Background: Because of potential side effects and logistical difficulty of titrating medications, outpatients with congestive heart failure rarely receive appropriate doses of carvedilol or other β-blockers. To address these obstacles, we studied if an automated telemedicine system named TeleWatch (TW) could facilitate carvedilol titration in outpatients with left ventricular systolic dysfunction. Methods: Forty-nine patients with New York Heart Association class II and III left ventricular systolic dysfunction, who were tolerating appropriate afterload-reducing therapy and not receiving β-blockers, were enrolled into a 3-month study.
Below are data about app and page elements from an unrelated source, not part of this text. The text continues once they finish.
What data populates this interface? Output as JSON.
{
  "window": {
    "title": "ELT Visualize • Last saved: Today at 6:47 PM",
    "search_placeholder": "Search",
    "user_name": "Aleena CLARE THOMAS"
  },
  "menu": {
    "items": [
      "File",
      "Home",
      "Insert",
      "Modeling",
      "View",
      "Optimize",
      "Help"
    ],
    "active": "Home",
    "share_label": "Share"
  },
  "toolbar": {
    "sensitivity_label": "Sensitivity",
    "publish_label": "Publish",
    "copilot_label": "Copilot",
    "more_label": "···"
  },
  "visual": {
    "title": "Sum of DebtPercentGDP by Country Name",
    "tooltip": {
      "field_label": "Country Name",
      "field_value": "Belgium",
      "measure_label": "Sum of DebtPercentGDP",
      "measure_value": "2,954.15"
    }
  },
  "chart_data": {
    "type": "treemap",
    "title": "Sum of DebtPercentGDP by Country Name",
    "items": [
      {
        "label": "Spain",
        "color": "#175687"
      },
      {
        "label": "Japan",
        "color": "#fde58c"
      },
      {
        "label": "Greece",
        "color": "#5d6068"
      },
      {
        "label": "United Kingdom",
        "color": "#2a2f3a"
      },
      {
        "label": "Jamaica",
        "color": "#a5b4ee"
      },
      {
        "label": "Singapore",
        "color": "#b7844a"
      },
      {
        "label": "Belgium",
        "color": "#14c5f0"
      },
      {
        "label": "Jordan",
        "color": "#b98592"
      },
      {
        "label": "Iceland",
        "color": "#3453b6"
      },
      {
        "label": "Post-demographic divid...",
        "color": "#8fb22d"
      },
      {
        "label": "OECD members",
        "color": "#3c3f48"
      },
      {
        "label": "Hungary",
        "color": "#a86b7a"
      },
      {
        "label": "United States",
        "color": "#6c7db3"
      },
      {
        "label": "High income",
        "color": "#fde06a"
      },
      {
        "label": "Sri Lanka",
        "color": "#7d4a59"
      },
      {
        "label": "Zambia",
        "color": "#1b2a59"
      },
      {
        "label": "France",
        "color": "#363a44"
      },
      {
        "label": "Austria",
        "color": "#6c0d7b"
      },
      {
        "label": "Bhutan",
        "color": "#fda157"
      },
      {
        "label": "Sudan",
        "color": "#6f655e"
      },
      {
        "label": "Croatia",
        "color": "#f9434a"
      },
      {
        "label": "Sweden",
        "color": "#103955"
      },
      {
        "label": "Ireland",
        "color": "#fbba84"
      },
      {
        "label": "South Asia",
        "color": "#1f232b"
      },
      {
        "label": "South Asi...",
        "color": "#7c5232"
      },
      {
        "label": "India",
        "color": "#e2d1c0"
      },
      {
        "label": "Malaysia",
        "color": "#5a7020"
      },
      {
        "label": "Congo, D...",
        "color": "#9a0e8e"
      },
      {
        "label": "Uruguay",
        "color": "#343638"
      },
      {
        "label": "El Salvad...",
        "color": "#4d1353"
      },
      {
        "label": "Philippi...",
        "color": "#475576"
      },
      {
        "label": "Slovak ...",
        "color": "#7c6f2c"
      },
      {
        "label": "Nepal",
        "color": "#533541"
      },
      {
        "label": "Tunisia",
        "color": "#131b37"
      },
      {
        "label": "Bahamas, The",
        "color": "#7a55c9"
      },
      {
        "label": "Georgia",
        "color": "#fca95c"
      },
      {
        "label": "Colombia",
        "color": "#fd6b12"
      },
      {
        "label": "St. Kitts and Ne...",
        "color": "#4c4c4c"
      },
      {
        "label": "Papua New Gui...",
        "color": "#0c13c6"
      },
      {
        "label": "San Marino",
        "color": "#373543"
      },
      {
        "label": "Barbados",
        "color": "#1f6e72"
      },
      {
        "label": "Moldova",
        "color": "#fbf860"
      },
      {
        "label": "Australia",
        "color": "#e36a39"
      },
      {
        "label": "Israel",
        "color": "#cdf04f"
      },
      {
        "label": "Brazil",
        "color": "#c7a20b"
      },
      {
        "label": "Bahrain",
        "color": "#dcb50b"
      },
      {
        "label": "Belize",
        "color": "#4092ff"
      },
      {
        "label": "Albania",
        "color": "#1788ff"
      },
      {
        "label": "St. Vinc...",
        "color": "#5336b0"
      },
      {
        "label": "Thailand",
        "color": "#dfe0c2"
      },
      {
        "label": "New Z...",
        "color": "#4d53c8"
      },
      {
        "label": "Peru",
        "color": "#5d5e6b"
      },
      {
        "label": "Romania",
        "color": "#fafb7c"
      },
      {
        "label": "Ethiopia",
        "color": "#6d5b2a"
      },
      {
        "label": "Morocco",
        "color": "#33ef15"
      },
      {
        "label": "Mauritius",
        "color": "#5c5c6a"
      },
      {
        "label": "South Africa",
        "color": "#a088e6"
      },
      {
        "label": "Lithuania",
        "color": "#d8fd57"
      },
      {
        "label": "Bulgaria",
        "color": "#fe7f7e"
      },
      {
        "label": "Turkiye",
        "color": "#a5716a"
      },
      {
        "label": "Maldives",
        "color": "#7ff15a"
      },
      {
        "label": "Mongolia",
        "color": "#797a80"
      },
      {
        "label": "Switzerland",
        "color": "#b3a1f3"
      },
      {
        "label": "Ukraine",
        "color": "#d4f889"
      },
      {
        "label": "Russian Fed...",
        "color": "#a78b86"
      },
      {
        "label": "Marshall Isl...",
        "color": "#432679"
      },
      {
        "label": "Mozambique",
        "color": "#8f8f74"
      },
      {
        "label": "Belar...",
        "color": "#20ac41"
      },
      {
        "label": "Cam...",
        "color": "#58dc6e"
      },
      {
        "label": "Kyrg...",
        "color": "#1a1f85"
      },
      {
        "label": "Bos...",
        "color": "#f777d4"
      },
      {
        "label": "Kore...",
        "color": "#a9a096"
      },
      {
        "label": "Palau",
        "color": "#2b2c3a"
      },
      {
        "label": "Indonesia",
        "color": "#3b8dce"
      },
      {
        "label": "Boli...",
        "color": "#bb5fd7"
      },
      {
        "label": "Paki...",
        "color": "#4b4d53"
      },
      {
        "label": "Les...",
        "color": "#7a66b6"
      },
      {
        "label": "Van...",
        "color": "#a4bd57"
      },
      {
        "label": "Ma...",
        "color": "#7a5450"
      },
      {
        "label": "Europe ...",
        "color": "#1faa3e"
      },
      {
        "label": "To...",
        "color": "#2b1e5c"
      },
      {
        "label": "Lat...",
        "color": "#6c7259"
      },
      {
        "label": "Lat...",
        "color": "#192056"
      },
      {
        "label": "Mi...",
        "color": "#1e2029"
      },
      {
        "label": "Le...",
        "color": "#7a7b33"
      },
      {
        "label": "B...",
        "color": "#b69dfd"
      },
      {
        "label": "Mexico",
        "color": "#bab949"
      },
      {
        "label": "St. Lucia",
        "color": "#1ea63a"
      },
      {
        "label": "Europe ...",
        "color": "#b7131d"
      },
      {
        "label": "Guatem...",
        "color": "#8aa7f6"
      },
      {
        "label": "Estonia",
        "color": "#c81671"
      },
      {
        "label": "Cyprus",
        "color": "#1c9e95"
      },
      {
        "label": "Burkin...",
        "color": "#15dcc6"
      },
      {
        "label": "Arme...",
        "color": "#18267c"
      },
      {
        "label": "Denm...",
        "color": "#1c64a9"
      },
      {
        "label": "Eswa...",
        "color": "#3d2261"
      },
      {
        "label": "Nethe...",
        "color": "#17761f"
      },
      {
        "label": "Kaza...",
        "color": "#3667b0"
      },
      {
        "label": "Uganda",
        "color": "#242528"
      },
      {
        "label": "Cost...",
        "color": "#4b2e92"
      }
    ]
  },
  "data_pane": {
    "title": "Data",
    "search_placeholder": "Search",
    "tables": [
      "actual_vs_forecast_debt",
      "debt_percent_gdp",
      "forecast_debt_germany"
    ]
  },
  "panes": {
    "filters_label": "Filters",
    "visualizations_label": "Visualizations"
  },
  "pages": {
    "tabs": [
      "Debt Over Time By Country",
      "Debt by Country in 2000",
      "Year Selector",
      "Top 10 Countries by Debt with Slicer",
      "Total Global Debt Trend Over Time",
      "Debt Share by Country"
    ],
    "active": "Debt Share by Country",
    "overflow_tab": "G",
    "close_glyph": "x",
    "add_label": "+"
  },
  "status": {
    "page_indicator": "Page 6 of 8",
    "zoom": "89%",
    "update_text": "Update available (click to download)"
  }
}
Patients were randomized to have clinic-only (CO) (n = 24) carvedilol titration or titrations which combined clinic visits with TW monitoring (n = 25). All patients were seen in clinic biweekly, and those in the TW group were remotely monitored daily. Using a predefined algorithm, patients in the CO and TW groups were eligible for carvedilol titration on a biweekly or weekly basis, respectively, by physicians blinded to group assignment. Results: There was no statistical difference in the mean final daily dose of carvedilol between the CO and TW groups (39.4 vs 36.2 mg/d, P = .52). Because remote telemedicine titrations were as successful as titrations in the clinic, the time to reach the final dose of carvedilol was significantly shorter in the TW group (33.6 vs 63.7 days, P < .0001). There were 5 serious adverse events in the study, 4 of which were in the TW group (P = .29); however, TW prospectively detected 2 adverse events. Conclusions: Remote monitoring with an automated telemedicine system can successfully facilitate titration of carvedilol in outpatients with New York Heart Association class II and III congestive heart failure.
ASJC Scopus subject areas
- Cardiology and Cardiovascular Medicine